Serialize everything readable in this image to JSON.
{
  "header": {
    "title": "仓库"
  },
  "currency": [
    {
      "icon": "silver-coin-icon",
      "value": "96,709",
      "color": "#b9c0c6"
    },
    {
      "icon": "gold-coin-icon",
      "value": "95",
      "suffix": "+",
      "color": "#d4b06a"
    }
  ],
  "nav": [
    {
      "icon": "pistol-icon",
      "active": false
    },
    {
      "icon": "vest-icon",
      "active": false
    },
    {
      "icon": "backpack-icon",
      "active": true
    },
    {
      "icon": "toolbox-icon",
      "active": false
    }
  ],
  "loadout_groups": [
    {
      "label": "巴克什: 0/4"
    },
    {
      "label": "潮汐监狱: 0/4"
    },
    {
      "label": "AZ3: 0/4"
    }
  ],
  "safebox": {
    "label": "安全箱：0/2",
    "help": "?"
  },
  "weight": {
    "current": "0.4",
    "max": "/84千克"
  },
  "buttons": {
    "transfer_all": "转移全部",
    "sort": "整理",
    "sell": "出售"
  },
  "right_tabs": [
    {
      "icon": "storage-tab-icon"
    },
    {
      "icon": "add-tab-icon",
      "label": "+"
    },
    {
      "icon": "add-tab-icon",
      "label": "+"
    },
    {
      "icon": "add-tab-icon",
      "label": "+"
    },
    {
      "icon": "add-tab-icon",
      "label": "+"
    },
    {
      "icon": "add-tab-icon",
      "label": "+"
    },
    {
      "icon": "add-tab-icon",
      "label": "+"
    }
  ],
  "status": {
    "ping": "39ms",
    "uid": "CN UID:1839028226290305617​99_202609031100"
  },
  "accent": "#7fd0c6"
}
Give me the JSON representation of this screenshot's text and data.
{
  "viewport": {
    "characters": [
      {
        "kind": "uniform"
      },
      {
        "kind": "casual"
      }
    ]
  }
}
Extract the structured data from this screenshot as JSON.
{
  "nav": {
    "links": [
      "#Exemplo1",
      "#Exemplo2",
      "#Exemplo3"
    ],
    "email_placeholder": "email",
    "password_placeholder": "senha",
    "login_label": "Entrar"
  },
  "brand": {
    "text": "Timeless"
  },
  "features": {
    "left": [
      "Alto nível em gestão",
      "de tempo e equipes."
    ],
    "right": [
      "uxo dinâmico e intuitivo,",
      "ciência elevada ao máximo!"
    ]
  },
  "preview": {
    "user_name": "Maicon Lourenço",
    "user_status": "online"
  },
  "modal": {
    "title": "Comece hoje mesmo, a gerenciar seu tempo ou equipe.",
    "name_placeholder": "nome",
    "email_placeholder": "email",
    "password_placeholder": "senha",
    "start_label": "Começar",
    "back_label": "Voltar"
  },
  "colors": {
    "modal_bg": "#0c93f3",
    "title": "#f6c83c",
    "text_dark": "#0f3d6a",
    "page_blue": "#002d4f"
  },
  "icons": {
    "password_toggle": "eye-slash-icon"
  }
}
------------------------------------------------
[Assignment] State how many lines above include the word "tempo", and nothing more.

[Response to this exercise] 2